In preparation for bake out of the Beam Tube here in Livingston, Cecil Franklin and Kerry Stiff have begun to work closely with Bill Althouse and Mark Lubinski to replicate the various preparations that were undertaken at the Hanford Observatory: things like coordination meetings, cleaning the Beam Tube enclosures, ordering parts, and placing contracts for the services needed.

Additionally, we are preparing the various labs for use once Detector installation begins early next year: installing cable trays, ordering furniture, cabinets, de-ionized water system, electrical test equipment and the like. We are also setting up additional office spaces for visitors in anticipation that many guests and participants in gravitational-wave research will visit us to join in the installation and commissioning activities.


New Student Employee at the LIGO Livingston Observatory

- Contributed by Mark Coles

Slade Maurer joined our staff last week here at the LIGO Livingston Observatory. Slade, 21, is a senior at Southeastern Louisiana University (SLU), which is located in Hammond, about 15 miles to the east of Livingston. SLU is primarily an undergraduate institution, with an enrollment of 15,000. Slade is majoring in computer science with a scientific concentration, and he is minoring in math.

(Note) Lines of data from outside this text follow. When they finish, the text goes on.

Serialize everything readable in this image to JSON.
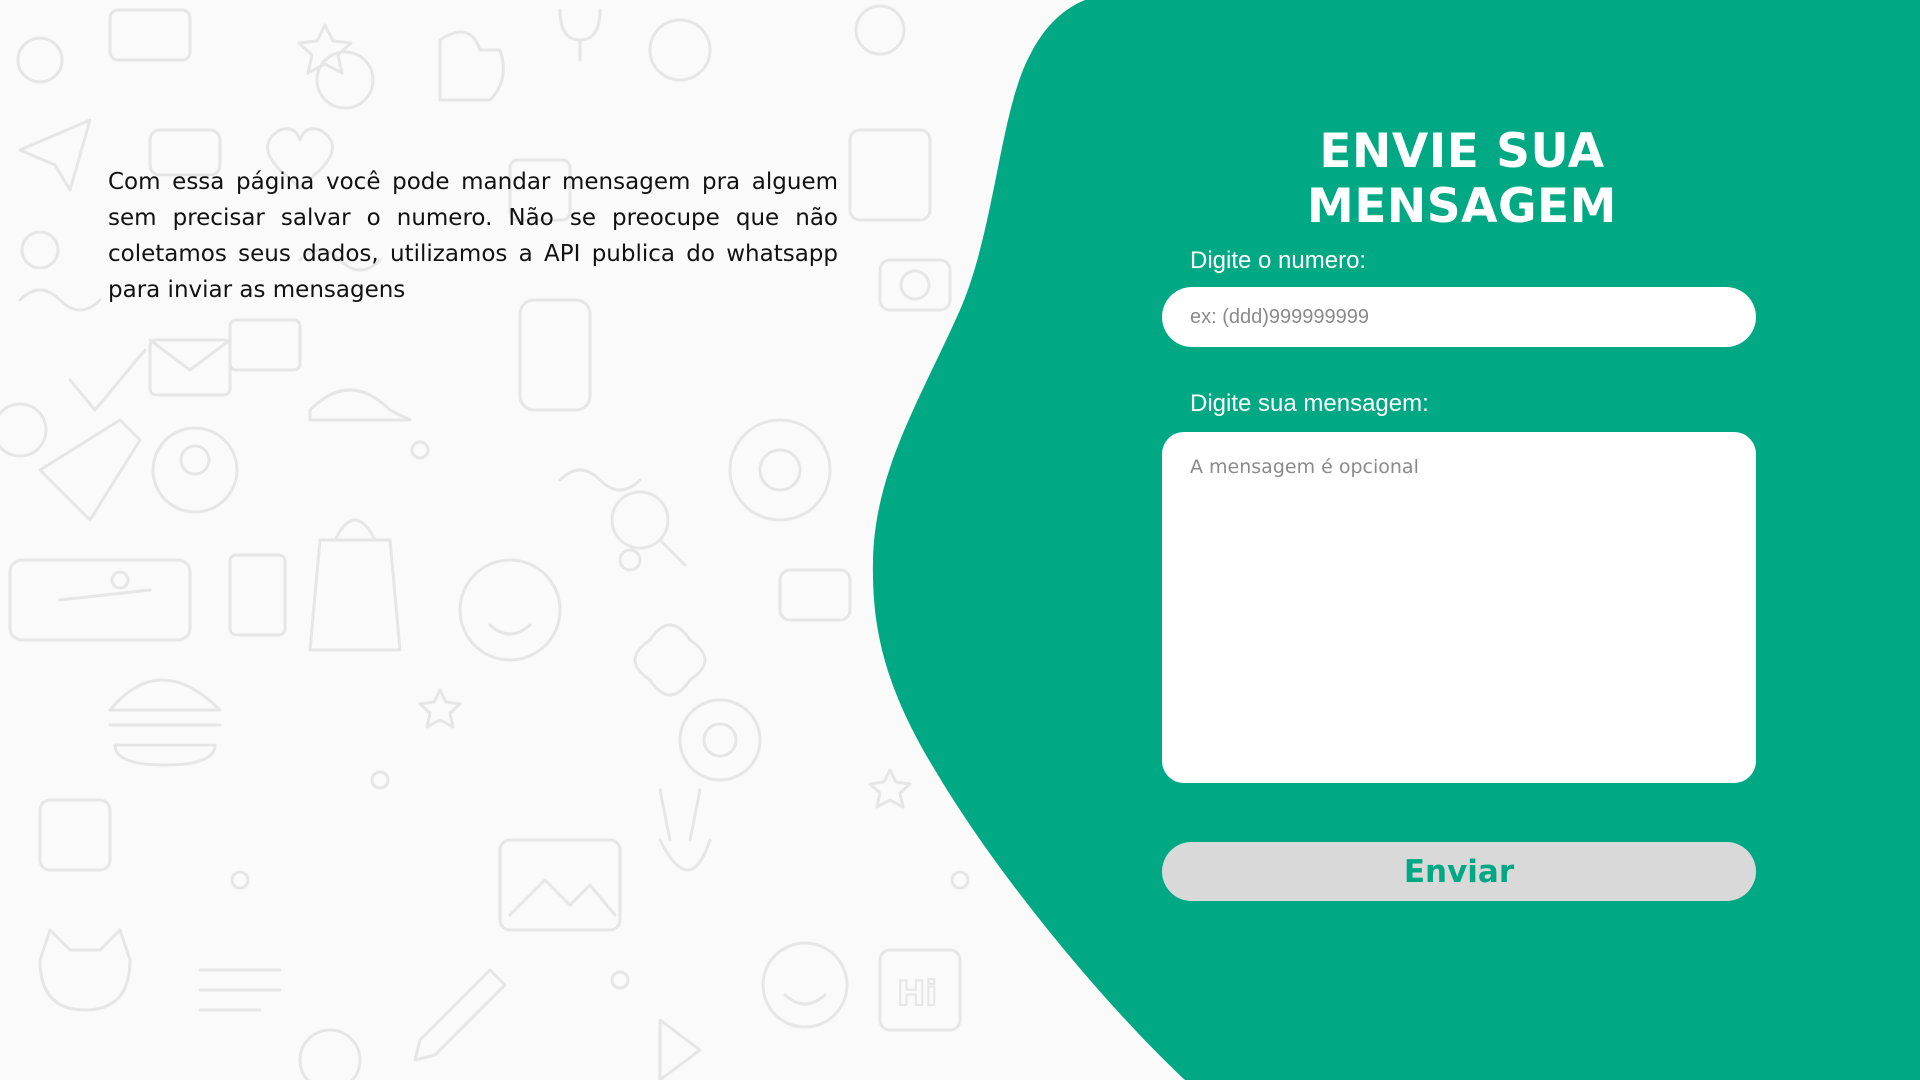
{
  "theme": {
    "accent": "#00a884",
    "background": "#fafafa",
    "doodle_color": "#e6e6e6",
    "button_background": "#d9d9d9"
  },
  "intro": {
    "text": "Com essa página você pode mandar mensagem pra alguem sem precisar salvar o numero. Não se preocupe que não coletamos seus dados, utilizamos a API publica do whatsapp para inviar as mensagens"
  },
  "form": {
    "title": "ENVIE SUA MENSAGEM",
    "number_label": "Digite o numero:",
    "number_placeholder": "ex: (ddd)999999999",
    "number_value": "",
    "message_label": "Digite sua mensagem:",
    "message_placeholder": "A mensagem é opcional",
    "message_value": "",
    "submit_label": "Enviar"
  },
  "background": {
    "pattern": "whatsapp-doodle-pattern",
    "doodle_text": "Hi"
  }
}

Slade Maurer At SLU, Slade has been maintaining the UNIX and LINUX systems. He has been working with Prof. Dan McCarthy, a plasma physicist, on the optimization of software which models non-linear features of the magnetic field in a Tokamak reactor. Slade has restructured the software and distributed it to run on a PC network of 22 Pentium(TM) boxes over a 100 megabit ethernet network. He is currently applying to graduate schools to continue his studies in computer science. His interests in this field include parallel distributed processing, neural networks, and problems in large-scale data analysis.

At the LIGO Livingston Observatory, Slade is assisting LIGO's systems administrator, Larry Wallace, with the support of the computer network . Among Slade's hobbies are travelling, sailing, and enjoying sushi and other ethnic foods. He has a Snark which he sails on Lake Pontchartrain. Born in Maine, Slade grew up in California, New Jersey, and Louisiana. We welcome him into the LIGO fold.


A Most Unusual Year!

- Contributed by Gerry Stapfer

At Livingston, when it rains, it pours.

Rain! Rain! Rain!

Hot! Humid!

And also, Rain and more Rain!

The photo at left illustrates what the weather here in Livingston usually is, and what everyone expects it to be year after year. And after having almost thirty inches of precipitation during the month of January, we all thought, "Okay, here we go again." But this year it was not to be. From February onward, the rains completely disappeared. By June we had a veritable drought. By July, our usually lush grasses had turned to a brown windswept prairie. We barely managed to keep alive the few shrubs and trees planted around the Observatory corner station.

Then came the hurricane season. Two of them descended on Louisiana like the fists of a wrathful deity. We braced for the worst. Mark Coles, our leader who lives in Mandeville, had to evacuate his home--family and all--moving to Texas for temporary shelter. Luckily both storms missed our site almost completely, and it still barely rained!

Now the year is almost gone. Thanksgiving is just around the corner and we are still in a drought condition, hand watering our shrubs and trees, our grass still a motley brown. When will the rains finally return? It may be better not to ask. For all I know, next year we may be imploring the rains to stop, and wishing the sun would come dry us out from all that water.